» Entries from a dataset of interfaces
=== Begin Enclosure ===

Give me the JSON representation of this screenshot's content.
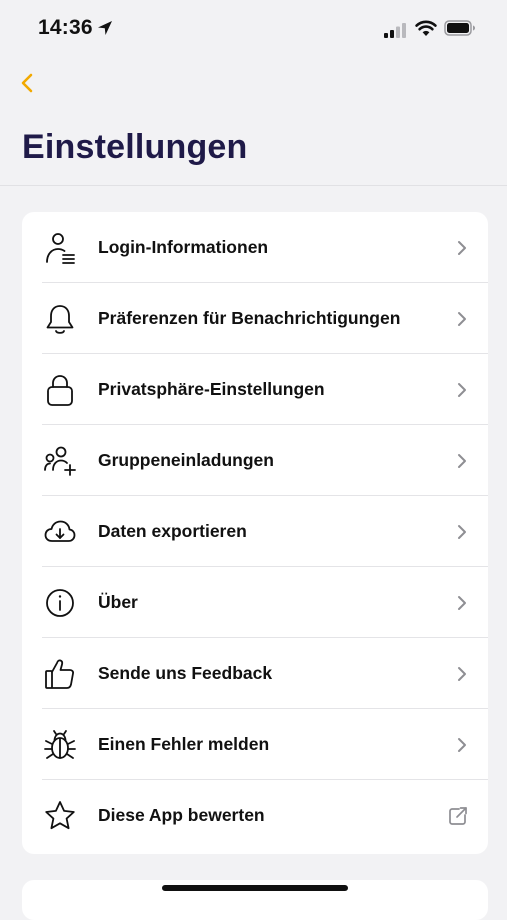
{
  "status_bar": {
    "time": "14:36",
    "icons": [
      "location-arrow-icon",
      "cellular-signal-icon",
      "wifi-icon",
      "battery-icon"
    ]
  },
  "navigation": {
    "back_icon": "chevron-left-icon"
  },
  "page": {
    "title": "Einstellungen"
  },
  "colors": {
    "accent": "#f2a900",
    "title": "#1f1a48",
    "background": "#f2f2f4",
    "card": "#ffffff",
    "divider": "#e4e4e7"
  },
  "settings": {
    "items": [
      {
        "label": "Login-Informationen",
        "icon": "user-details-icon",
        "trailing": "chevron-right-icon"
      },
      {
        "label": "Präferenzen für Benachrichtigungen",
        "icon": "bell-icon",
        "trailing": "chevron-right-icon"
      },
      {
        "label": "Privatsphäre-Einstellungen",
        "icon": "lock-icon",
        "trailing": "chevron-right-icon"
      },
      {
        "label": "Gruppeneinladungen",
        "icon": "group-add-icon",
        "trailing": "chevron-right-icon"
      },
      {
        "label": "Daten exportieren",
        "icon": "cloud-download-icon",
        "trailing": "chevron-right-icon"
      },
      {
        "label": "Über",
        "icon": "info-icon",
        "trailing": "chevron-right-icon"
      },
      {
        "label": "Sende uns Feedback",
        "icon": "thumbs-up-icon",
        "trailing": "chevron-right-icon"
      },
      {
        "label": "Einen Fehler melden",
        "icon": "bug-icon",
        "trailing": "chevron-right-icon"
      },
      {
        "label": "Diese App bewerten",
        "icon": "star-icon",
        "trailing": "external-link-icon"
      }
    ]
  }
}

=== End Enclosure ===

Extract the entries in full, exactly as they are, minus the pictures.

» Your response
Give me the JSON representation of this screenshot's content.
{
  "status_bar": {
    "time": "14:36",
    "icons": [
      "location-arrow-icon",
      "cellular-signal-icon",
      "wifi-icon",
      "battery-icon"
    ]
  },
  "navigation": {
    "back_icon": "chevron-left-icon"
  },
  "page": {
    "title": "Einstellungen"
  },
  "colors": {
    "accent": "#f2a900",
    "title": "#1f1a48",
    "background": "#f2f2f4",
    "card": "#ffffff",
    "divider": "#e4e4e7"
  },
  "settings": {
    "items": [
      {
        "label": "Login-Informationen",
        "icon": "user-details-icon",
        "trailing": "chevron-right-icon"
      },
      {
        "label": "Präferenzen für Benachrichtigungen",
        "icon": "bell-icon",
        "trailing": "chevron-right-icon"
      },
      {
        "label": "Privatsphäre-Einstellungen",
        "icon": "lock-icon",
        "trailing": "chevron-right-icon"
      },
      {
        "label": "Gruppeneinladungen",
        "icon": "group-add-icon",
        "trailing": "chevron-right-icon"
      },
      {
        "label": "Daten exportieren",
        "icon": "cloud-download-icon",
        "trailing": "chevron-right-icon"
      },
      {
        "label": "Über",
        "icon": "info-icon",
        "trailing": "chevron-right-icon"
      },
      {
        "label": "Sende uns Feedback",
        "icon": "thumbs-up-icon",
        "trailing": "chevron-right-icon"
      },
      {
        "label": "Einen Fehler melden",
        "icon": "bug-icon",
        "trailing": "chevron-right-icon"
      },
      {
        "label": "Diese App bewerten",
        "icon": "star-icon",
        "trailing": "external-link-icon"
      }
    ]
  }
}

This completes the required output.